The previous 4 articles covered sites in the Sacred and Southern Valleys, now we will move to the West of Cusco where you will find the Anta Province. Aside from those that are traveling through on the way to the Sacred Valley, Machu Picchu, Lima or other locations, as well as those staying with us at GringoWasi, the Anta Province, in general, does not see many tourists.
The Andenes Zurite are located a little more than 42 km to the West of Cusco and are the largest continuous terraces in the Cusco Region if not in all of Peru, with the larger terraces being about 1 km in length, 30 meters deep and 3 meters in height. The word Andenes translates to terraces or steps and Zurite is the name of the nearby town.
(Photo: Lyle Walker)
Before being taken control of by the Peruvian government, the terraces were farmed and home to the Paliza family, their old colonial home is still on one of the upper terraces and is one of many buildings the Ministry of Agriculture now occupies. The Ministry of Agriculture now manages the archaeological site and operates it as a large laboratory. Here they test different growing methods and through cross-pollination, try to develop new varieties of crops. For instance, they introduced a new variety of quinoa back in 2012.

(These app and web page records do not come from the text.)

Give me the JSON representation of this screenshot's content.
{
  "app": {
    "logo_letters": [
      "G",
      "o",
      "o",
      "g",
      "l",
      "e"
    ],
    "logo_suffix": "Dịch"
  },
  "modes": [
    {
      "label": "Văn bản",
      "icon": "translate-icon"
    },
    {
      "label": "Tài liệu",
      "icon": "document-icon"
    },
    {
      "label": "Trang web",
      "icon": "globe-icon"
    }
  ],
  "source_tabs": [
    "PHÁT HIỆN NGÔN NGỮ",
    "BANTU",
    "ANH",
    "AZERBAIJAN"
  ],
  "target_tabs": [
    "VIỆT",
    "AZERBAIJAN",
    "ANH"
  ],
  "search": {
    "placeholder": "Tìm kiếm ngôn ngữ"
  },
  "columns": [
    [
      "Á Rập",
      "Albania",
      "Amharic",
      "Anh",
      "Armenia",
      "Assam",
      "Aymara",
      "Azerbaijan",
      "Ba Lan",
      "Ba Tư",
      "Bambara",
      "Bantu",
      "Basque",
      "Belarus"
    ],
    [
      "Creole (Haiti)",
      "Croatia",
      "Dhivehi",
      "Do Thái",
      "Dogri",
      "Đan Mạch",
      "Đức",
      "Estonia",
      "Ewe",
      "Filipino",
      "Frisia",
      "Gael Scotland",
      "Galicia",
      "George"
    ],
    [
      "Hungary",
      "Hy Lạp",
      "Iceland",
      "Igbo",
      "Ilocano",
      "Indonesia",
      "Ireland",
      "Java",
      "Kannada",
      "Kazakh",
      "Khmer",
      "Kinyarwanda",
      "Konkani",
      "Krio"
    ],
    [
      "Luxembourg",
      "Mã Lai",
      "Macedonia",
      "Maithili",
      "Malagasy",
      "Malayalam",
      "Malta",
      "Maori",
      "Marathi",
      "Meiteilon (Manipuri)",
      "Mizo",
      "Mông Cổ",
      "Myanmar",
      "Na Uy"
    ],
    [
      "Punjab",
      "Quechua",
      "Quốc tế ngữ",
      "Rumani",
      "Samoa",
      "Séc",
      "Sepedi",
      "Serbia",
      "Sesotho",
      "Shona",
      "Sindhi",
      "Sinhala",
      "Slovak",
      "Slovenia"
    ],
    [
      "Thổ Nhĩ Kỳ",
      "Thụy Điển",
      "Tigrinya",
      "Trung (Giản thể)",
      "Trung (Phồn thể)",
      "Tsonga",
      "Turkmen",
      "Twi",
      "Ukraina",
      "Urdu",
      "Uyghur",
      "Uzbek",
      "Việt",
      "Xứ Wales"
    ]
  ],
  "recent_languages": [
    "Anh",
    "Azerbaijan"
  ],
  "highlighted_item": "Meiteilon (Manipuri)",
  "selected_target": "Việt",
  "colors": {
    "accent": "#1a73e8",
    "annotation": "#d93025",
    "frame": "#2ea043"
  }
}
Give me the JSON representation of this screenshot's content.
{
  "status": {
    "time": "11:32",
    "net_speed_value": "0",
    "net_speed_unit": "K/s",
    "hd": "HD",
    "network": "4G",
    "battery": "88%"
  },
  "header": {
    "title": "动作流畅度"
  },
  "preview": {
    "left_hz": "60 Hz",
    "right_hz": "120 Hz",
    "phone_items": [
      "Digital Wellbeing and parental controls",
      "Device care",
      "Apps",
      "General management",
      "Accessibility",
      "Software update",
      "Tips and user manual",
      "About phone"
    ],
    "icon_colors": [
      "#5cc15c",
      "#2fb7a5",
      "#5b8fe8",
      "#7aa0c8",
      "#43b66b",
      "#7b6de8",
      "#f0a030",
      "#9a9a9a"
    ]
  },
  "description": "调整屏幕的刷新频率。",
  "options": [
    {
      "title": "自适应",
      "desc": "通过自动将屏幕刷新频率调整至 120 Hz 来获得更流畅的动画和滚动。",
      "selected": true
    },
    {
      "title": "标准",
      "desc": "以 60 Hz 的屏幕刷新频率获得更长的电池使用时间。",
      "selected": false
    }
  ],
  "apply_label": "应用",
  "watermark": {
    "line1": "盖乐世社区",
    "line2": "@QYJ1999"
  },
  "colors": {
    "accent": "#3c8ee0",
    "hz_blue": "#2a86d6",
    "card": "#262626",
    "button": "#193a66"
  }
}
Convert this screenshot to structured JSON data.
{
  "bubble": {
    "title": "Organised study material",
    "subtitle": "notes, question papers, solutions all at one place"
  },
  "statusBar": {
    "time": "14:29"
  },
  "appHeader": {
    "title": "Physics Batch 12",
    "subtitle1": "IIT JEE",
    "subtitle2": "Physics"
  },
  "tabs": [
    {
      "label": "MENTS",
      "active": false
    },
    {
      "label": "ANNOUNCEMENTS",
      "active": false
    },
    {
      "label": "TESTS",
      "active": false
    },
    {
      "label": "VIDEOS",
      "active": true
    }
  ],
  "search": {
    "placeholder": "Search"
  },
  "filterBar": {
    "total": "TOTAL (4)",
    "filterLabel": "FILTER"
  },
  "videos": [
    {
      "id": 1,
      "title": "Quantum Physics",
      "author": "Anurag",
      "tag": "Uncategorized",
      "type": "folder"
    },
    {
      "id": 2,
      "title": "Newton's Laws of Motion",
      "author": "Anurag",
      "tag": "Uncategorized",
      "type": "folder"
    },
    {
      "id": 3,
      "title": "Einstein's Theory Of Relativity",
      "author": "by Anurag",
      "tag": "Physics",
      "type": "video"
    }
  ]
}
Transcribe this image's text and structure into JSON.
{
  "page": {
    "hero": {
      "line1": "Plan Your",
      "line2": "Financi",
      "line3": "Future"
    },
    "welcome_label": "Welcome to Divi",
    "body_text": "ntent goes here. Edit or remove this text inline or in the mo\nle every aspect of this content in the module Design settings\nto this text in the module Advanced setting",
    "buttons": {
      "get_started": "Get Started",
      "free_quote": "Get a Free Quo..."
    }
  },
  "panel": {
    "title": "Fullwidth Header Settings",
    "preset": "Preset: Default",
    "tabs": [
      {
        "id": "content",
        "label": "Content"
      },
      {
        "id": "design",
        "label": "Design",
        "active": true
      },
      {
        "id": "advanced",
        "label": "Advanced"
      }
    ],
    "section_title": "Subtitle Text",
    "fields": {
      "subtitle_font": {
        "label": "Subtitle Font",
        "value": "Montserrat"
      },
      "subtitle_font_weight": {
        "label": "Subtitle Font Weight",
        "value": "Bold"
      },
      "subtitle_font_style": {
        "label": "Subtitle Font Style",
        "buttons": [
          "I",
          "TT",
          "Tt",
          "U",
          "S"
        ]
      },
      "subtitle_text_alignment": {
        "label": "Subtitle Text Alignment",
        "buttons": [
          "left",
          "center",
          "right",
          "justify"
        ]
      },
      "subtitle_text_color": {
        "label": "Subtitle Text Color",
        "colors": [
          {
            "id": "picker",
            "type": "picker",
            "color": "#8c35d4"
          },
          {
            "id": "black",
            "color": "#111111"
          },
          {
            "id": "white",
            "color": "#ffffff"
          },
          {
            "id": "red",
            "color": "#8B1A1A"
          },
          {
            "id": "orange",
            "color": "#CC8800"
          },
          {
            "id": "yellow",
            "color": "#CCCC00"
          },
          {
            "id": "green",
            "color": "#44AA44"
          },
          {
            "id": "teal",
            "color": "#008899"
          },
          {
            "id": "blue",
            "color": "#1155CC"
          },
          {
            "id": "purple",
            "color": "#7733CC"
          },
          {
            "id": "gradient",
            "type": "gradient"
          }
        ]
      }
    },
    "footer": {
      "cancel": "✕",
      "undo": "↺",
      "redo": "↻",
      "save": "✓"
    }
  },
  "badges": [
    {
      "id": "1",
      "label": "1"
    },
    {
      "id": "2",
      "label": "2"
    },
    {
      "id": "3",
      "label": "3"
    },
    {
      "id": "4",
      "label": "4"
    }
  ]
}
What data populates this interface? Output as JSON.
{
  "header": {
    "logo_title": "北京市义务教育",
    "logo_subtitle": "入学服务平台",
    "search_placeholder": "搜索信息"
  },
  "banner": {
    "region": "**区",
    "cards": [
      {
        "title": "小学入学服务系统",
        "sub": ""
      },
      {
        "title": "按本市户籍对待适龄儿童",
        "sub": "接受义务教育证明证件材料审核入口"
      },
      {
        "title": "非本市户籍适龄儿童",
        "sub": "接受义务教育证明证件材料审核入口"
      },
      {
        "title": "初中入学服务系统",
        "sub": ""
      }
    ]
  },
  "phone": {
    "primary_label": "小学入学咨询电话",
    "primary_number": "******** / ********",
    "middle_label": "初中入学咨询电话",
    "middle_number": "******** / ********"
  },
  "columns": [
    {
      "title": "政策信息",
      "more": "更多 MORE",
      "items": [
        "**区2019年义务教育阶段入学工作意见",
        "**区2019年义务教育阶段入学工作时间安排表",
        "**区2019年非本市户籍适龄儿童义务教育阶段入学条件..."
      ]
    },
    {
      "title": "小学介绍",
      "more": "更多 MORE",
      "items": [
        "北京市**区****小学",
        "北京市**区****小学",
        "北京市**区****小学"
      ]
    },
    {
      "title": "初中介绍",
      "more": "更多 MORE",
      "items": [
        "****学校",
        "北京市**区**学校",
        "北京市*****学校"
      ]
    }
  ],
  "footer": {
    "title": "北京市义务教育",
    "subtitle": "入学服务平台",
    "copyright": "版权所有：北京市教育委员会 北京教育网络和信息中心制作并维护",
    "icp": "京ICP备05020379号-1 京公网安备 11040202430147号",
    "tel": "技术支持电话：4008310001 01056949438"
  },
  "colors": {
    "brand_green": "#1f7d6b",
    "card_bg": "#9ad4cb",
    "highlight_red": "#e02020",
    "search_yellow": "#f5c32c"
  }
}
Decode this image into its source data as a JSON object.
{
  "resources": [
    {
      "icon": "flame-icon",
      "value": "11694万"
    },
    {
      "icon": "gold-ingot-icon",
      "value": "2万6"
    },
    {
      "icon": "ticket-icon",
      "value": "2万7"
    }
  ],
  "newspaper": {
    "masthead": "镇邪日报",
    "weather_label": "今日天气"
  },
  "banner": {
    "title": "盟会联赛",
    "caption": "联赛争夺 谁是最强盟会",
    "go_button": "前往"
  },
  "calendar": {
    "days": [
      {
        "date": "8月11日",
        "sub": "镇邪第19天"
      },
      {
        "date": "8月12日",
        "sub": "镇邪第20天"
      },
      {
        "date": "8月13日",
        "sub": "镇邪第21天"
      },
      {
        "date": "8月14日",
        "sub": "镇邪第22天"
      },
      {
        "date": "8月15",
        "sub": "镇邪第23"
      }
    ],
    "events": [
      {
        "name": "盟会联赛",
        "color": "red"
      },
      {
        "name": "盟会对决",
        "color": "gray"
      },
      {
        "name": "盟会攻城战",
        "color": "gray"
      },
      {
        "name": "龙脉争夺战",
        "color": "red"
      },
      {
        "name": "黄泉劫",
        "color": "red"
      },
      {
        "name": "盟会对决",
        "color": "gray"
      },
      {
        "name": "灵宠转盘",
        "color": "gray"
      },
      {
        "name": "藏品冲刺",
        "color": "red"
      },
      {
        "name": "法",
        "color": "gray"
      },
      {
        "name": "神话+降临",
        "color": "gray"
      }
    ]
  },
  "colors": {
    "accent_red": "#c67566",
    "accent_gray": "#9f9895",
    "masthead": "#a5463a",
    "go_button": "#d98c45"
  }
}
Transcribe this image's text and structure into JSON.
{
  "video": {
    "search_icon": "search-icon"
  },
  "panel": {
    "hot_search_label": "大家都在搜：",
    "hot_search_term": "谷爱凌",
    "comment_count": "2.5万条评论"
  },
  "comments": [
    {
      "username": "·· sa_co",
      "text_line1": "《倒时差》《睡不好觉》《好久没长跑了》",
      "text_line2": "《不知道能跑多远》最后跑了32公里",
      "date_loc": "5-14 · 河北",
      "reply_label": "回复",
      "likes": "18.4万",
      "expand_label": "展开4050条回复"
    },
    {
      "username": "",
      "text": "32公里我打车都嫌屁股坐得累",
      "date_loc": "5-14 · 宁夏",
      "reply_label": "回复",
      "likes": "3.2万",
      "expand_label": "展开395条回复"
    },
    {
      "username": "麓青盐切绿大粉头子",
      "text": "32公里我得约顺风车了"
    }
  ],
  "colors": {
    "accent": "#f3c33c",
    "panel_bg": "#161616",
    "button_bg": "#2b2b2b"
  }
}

Aside from the terraces and colonial home, there are also ruins on the hill above the terraces that we have been told are referred to as Qenq. While the ruins above are accessible, it would be a difficult hike and according to some of the workers at the site, one would need a machete to blaze a path, as there is no established trail to get you there.
(Photo: Lyle Walker)
If considering a trip to the Andenes Zurite and you like pork, I would recommend stopping in our town of Huarocondo for lunch. Huarocondo is regionally known as the “tierra de lechon” or land of lechon. Lechon is pork that has been slow roasted, and while lechon is available in Cusco and many towns in the region, it is usually a piece of adult pig. Here in Huarocondo the pig must be 10kg or under and is roasted whole for 4 to 6 hours depending on size.
Up next will be my last installment in this series, a site dedicated to the moon and where you can experience an amazing local celebration virtually void of other tourists.
To catch up on the previous seldom visited site series, check out the following:
Lyle Walker was born in California, served in the Marines and has spent much of his career working as an industrial engineer. In 2006 he met and married his Peruvian wife, Lily, and in 2012 they moved to the Cusco region to open and run GringoWasi bed and breakfast, where they not only host guests but also help them with their planning. Lyle can be contacted by e-mail at firstname.lastname@example.org